Dim
Dim dat As Variant
Dim rng As Range
Dim i As Long

Set rng = [A1:A10000]
dat = rng.Value  ' dat is now array (1 to 10000, 1 to 1)
for i = LBound(dat, 1) to UBound(dat, 1)
    dat(i,1) = dat(i,1) * 10 'or whatever operation you need to perform
next
rng.Value = dat ' put new values back on sheet
Dim rng as Range
Dim rng1 As Range
Dim rng2 As Range
Set rng1 = [A1:A10]
Set rng2 = [B1:B10]
rng1.Copy rng2
Dim wb As Workbook
Set wb = Application.Workbooks("Book1")
Set rng = wb.Worksheets("Sheet1").Range("A1")
Dim ws As Worksheet
Set ws = Worksheets("Sheet1")
Set rng = ws.Cells(1,1)
Set rng = Range("A1")
Set rng = Cells(1,1)
Set rng = [A1]
Set rng = Range("NamedRange")
Set rng = Range("A1:B10")
Set rng = Range(Cells(1,1), Cells(2,10))
Set rng = [A1:B10]
Set rng = Range("AnotherNamedRange")
Sub ClearRange(r as Range)
    r.ClearContents
    '....
End Sub

Sub MyMacro()
    Dim rng as Range
    Set rng = [A1:B10]
    ClearRange rng
End Sub

@chrisneilsen Chris, I believe you can also use worksheet prefix before shorthand cell reference notation to save you from typing Range like this: ActiveSheet.[a1:a4] or ws.[b6].

@mertinc yes you tagged correctly but if you have a question you should ask a question, not comment on an old thread

@qbik not advocating using a Sub to just clear a range (as the ... indicates), rather it's a demo of passing a Range as a parameter to a Sub.

All the above examples refer to cells on the active sheet. Unless you specifically want to work only with the active sheet, it is better to Dim a Worksheet variable too

If you are looping over a range of cells it is often better (faster) to copy the range values to a variant array first and loop over that

Pass ranges to your Sub's and Function's as Range variables

Set the variable to the required range. There are many ways to refer to a single-cell range

You should also apply Methods (such as Find and Copy) to variables

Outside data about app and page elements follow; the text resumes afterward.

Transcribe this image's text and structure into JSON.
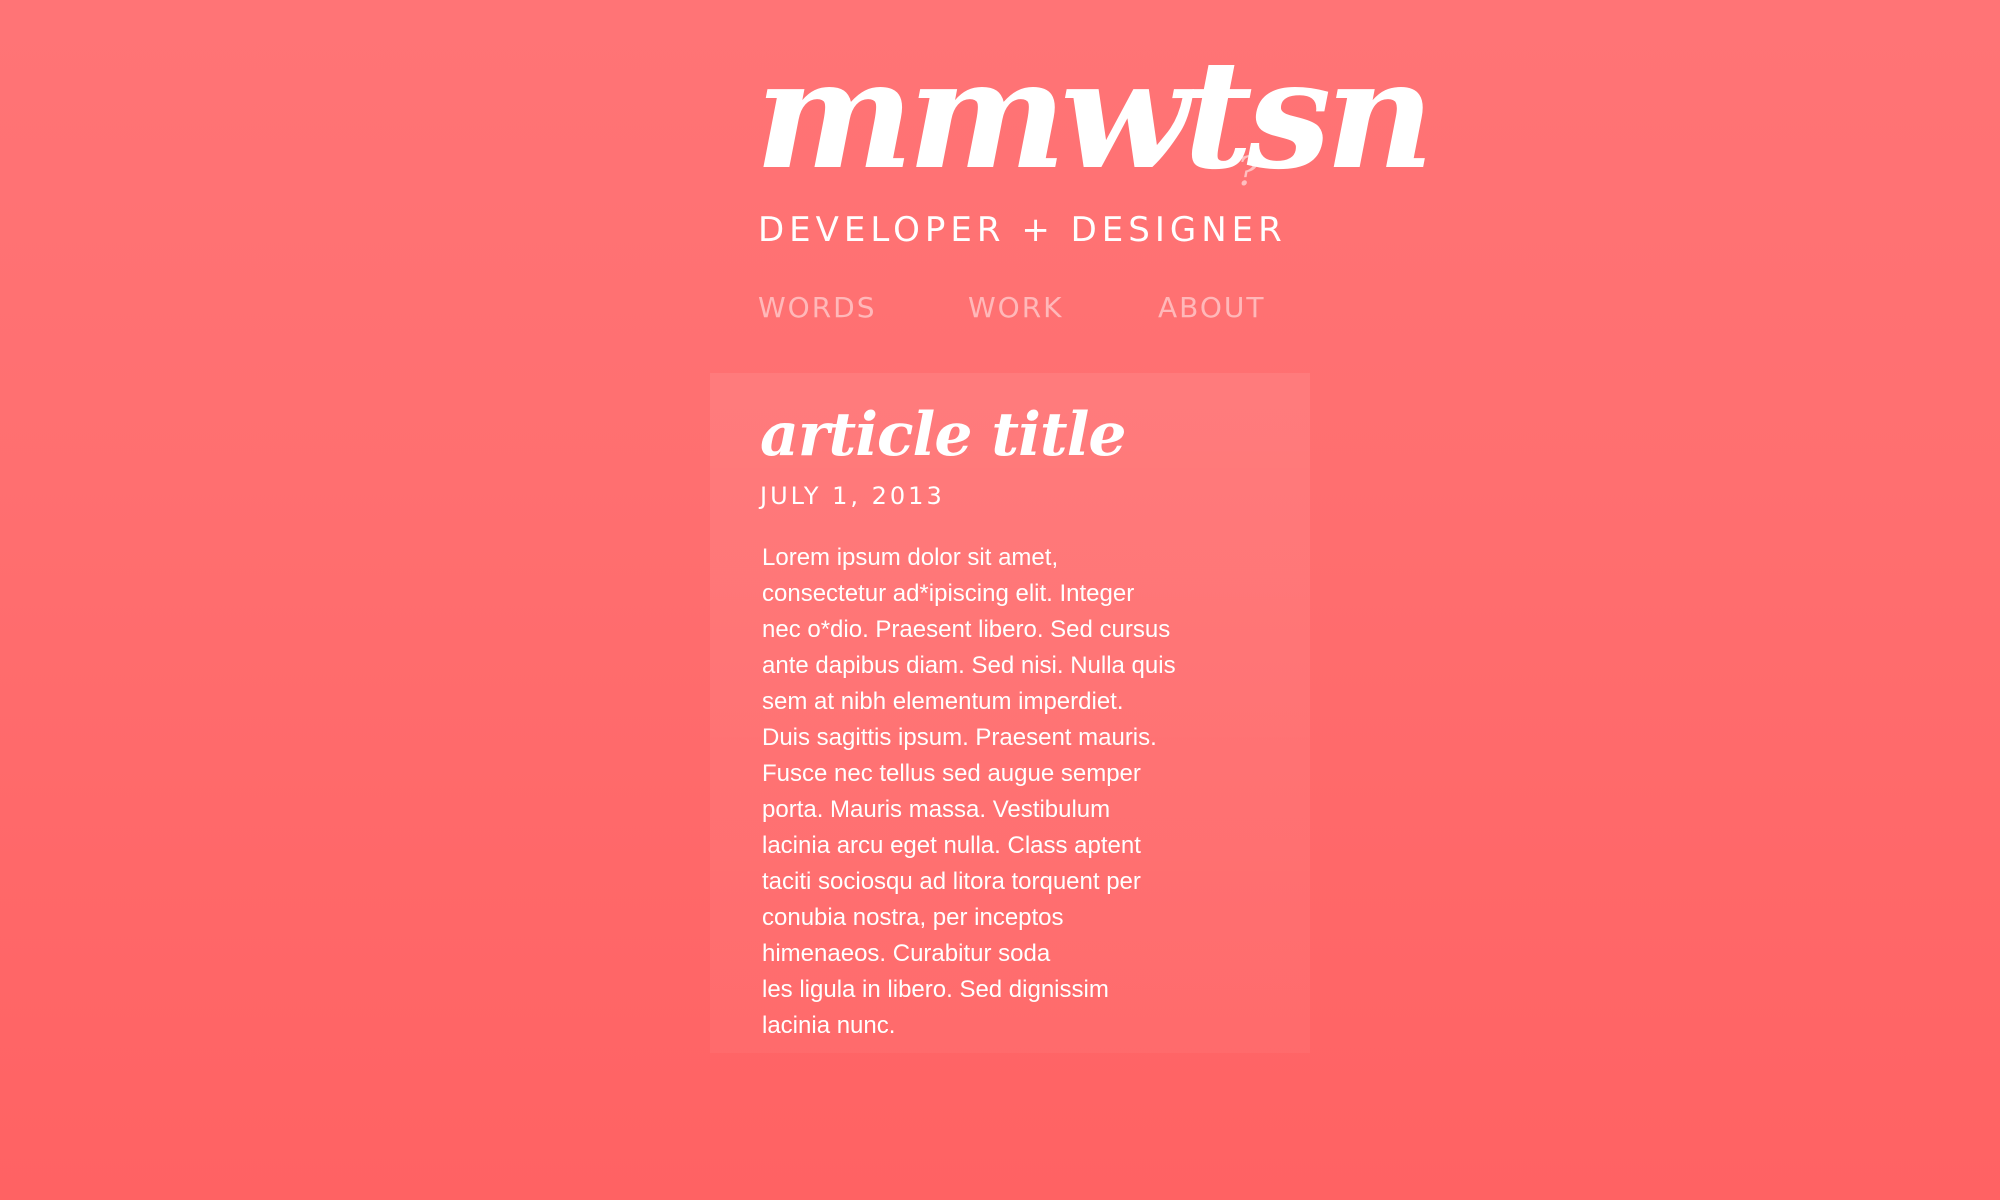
{
  "site": {
    "logo_text": "mmwtsn",
    "logo_mark": "?",
    "tagline": "DEVELOPER + DESIGNER"
  },
  "nav": {
    "items": [
      {
        "label": "WORDS"
      },
      {
        "label": "WORK"
      },
      {
        "label": "ABOUT"
      }
    ]
  },
  "article": {
    "title": "article title",
    "date": "JULY 1, 2013",
    "body_lines": [
      "Lorem ipsum dolor sit amet,",
      "consectetur ad*ipiscing elit. Integer",
      "nec o*dio. Praesent libero. Sed cursus",
      "ante dapibus diam. Sed nisi. Nulla quis",
      "sem at nibh elementum imperdiet.",
      "Duis sagittis ipsum. Praesent mauris.",
      "Fusce nec tellus sed augue semper",
      "porta. Mauris massa. Vestibulum",
      "lacinia arcu eget nulla. Class aptent",
      "taciti sociosqu ad litora torquent per",
      "conubia nostra, per inceptos",
      "himenaeos. Curabitur soda",
      "les ligula in libero. Sed dignissim",
      "lacinia nunc."
    ]
  },
  "colors": {
    "background_top": "#ff7476",
    "background_bottom": "#ff6263",
    "text": "#ffffff"
  }
}
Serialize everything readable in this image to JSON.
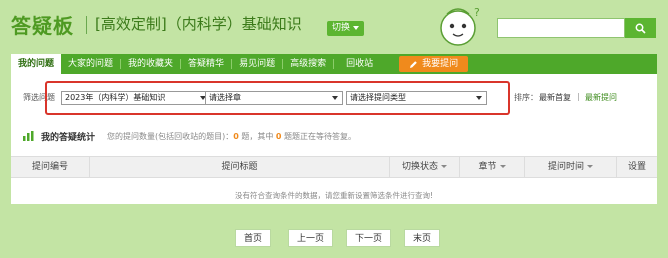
{
  "header": {
    "logo": "答疑板",
    "course_title": "[高效定制]（内科学）基础知识",
    "switch_label": "切换",
    "search": {
      "value": "",
      "placeholder": ""
    }
  },
  "nav": {
    "items": [
      {
        "label": "我的问题",
        "active": true
      },
      {
        "label": "大家的问题",
        "active": false
      },
      {
        "label": "我的收藏夹",
        "active": false
      },
      {
        "label": "答疑精华",
        "active": false
      },
      {
        "label": "易见问题",
        "active": false
      },
      {
        "label": "高级搜索",
        "active": false
      },
      {
        "label": "回收站",
        "active": false
      }
    ],
    "ask_label": "我要提问"
  },
  "filter": {
    "label": "筛选问题",
    "course_select": "2023年（内科学）基础知识",
    "chapter_select": "请选择章",
    "type_select": "请选择提问类型",
    "sort_label": "排序：",
    "sort_options": [
      "最新首复",
      "最新提问"
    ],
    "sort_separator": "|"
  },
  "stats": {
    "title": "我的答疑统计",
    "text_prefix": "您的提问数量(包括回收站的题目)：",
    "total": "0",
    "text_mid": " 题，其中 ",
    "pending": "0",
    "text_suffix": " 题题正在等待答复。"
  },
  "table": {
    "columns": [
      "提问编号",
      "提问标题",
      "切换状态",
      "章节",
      "提问时间",
      "设置"
    ],
    "empty_message": "没有符合查询条件的数据，请您重新设置筛选条件进行查询!"
  },
  "pager": {
    "first": "首页",
    "prev": "上一页",
    "next": "下一页",
    "last": "末页"
  },
  "colors": {
    "brand_green": "#4ea82a",
    "page_bg": "#c3e4a4",
    "accent_orange": "#f08a1c",
    "highlight_red": "#d9352b"
  }
}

adding to this brilliant answer that in order to work wit a range you don't need to know its actual size as long as you know the top left ... e.g. rng1(12, 12) will work even though rng1 was set to [A1:A10] only.

or a multi-cell range

Note